For that reason, we believe that the industry should consider filtration that works based on electoadhesion as an additional tool as well as those that use size exclusion.

For example, we produce a depth filter with a pore size of 2 μm. Its active component is a nano alumina fiber (AlOOH) that is highly electropositive (+50 mV). In a single pleated layer it can retain greater than 4 LRV of MS2 virus (27 nm) and 6 LRV of E. coli at flow velocities of 4 cm/min and with a pressure drop of 0.1 bar.1,2 A dual pleated layer is capable of retaining 6 LRV of MS2 and greater than 7.5 LRV of E. coli, also at 4 cm/min.

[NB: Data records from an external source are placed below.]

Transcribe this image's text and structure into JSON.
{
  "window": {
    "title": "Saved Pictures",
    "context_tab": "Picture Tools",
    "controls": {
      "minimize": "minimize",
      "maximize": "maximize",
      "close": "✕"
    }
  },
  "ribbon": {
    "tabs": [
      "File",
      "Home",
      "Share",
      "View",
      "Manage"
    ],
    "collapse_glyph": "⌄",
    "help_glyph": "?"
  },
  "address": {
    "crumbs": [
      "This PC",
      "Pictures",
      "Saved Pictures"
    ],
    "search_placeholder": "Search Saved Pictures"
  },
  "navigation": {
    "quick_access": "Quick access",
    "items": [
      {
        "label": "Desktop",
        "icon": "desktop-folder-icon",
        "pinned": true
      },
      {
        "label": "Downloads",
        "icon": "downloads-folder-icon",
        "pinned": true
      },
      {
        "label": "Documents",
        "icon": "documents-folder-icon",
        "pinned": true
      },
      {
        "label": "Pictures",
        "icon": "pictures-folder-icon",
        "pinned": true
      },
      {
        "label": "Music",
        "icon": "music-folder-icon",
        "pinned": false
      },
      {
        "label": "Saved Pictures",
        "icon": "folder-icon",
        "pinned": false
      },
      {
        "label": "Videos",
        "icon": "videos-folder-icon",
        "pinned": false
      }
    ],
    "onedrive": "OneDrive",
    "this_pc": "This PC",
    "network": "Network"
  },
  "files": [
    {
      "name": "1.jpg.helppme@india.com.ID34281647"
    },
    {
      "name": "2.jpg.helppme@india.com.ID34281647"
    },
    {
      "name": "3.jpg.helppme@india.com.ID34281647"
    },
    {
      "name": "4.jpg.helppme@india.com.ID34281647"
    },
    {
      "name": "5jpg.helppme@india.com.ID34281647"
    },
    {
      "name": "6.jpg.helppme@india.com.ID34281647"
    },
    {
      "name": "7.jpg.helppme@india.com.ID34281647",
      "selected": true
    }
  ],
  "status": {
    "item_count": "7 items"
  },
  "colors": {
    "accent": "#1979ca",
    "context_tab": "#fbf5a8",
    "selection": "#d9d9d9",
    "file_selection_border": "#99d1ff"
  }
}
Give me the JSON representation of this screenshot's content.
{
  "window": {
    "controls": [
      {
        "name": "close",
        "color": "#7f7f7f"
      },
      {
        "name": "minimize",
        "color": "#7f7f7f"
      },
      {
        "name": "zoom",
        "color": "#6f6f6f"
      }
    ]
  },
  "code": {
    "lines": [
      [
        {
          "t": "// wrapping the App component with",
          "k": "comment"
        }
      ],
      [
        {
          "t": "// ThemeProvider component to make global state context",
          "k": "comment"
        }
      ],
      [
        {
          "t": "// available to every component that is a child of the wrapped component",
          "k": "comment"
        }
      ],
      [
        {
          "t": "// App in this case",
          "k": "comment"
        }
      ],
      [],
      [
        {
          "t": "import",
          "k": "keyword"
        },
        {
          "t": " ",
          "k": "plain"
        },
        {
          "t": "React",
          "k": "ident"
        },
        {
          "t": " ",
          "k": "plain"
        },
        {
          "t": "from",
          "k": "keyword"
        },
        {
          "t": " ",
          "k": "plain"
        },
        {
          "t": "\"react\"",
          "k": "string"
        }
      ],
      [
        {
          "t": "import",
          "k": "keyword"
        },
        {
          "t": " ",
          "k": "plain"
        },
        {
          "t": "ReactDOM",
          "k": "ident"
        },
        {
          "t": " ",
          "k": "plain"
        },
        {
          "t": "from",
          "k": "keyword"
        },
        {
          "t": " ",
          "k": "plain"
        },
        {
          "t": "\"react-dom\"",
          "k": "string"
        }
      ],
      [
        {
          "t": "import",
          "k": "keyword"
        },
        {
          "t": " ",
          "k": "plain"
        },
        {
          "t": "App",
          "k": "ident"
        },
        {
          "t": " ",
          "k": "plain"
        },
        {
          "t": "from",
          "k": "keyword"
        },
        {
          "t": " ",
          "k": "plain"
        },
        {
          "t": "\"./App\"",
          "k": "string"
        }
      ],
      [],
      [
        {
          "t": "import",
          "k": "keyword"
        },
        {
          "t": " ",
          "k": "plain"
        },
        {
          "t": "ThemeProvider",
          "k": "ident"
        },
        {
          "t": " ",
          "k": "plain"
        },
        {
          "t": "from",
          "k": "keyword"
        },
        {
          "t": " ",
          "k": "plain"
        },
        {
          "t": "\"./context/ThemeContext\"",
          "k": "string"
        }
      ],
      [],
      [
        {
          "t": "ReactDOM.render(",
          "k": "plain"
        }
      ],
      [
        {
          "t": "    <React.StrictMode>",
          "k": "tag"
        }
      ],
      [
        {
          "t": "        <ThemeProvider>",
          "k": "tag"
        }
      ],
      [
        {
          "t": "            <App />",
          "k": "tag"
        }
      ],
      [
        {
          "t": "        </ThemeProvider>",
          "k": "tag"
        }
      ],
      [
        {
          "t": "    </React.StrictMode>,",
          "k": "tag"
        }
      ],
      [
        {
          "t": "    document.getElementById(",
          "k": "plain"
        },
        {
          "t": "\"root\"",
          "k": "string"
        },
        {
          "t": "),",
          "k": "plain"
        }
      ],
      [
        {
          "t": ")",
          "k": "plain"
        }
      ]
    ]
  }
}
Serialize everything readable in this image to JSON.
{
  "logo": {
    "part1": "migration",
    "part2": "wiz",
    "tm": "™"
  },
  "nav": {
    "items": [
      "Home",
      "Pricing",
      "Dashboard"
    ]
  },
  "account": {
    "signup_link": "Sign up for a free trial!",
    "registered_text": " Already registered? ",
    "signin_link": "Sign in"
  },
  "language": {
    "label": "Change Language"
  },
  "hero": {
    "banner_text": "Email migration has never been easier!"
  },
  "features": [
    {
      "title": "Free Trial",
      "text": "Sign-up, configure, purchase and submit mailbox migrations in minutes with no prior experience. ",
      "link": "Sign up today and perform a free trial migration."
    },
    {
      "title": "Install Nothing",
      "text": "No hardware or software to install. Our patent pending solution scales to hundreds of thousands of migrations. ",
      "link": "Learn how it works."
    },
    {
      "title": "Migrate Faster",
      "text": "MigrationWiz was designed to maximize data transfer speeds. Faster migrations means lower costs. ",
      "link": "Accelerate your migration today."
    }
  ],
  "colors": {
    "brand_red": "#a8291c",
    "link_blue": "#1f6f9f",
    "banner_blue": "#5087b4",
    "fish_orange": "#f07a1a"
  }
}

The single-layer filters have been vetted by EPA for sampling viruses in municipal and drinking water.3 Protocols have been developed for assaying Hepatitis A in fruits and vegetables.4

Fred Tepper


Argonide Corporation, Sanford, FL.

1. Tepper F, Kaledin L, Kaledin T. Non-woven electrostatic media for chromatographic separation of biological particles. J Liq Chromatogr Related Technol. 2009;32:607–27.

2. Tepper F, Kaledin. Nanosize electropositive fibrous adsorbent. United States Patent US Patent 6,838,005. 2005.

3. Karim MR. New Electropositive filter for concentrating enteroviruses and noroviruses from large volumes of water. Appl Environ Microbiol. 2009 Apr;75(8);2393–99.

4. Ji-Yeon Hyeon, et al. Comparison of methods for recovery of Hepatitis A virus (HAV) from fresh produce and detection of HAV by real-time RT-PCR and cell culture. Poster presentation. International Association of Food Protection 2009 Annual Meeting. 2009 July 11-16; Brisbane, Australia.

Dr. Brorson responds:

Thank you for alerting us and the general bioprocessing community to your electroadhesion technology and nano-alumina fiber depth filters. FDA is greatly interested in the adoption of new process tools at all stages and scales of manufacture as part of our initiative to incorporate Quality by Design into the products that we regulate.  While we wish success for your firm and technology, we do not imply endorsement of any particular approach, equipment or technology by the FDA.